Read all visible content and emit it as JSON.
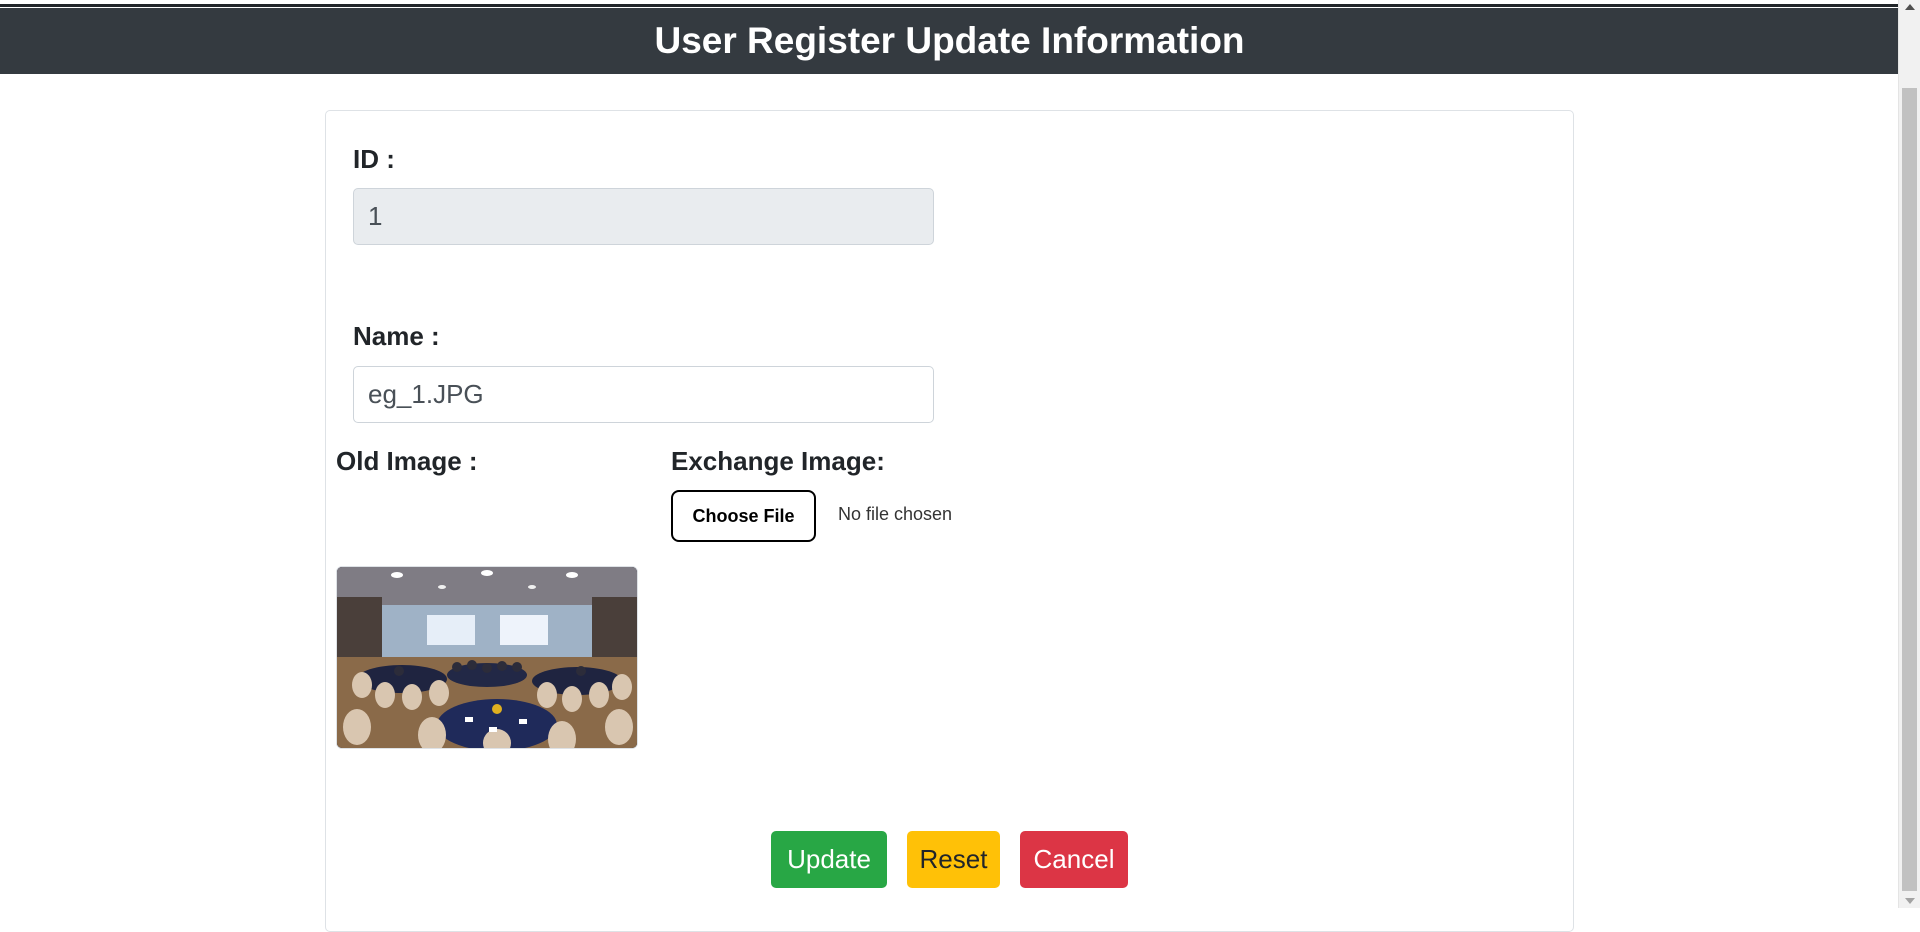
{
  "header": {
    "title": "User Register Update Information"
  },
  "form": {
    "id_label": "ID :",
    "id_value": "1",
    "name_label": "Name :",
    "name_value": "eg_1.JPG",
    "old_image_label": "Old Image :",
    "exchange_image_label": "Exchange Image:",
    "choose_file_label": "Choose File",
    "file_status": "No file chosen"
  },
  "buttons": {
    "update": "Update",
    "reset": "Reset",
    "cancel": "Cancel"
  },
  "colors": {
    "header_bg": "#343a40",
    "update": "#28a745",
    "reset": "#ffc107",
    "cancel": "#dc3545"
  }
}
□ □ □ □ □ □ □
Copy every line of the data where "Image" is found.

■ Solution below ■
    "old_image_label": "Old Image :",
    "exchange_image_label": "Exchange Image:",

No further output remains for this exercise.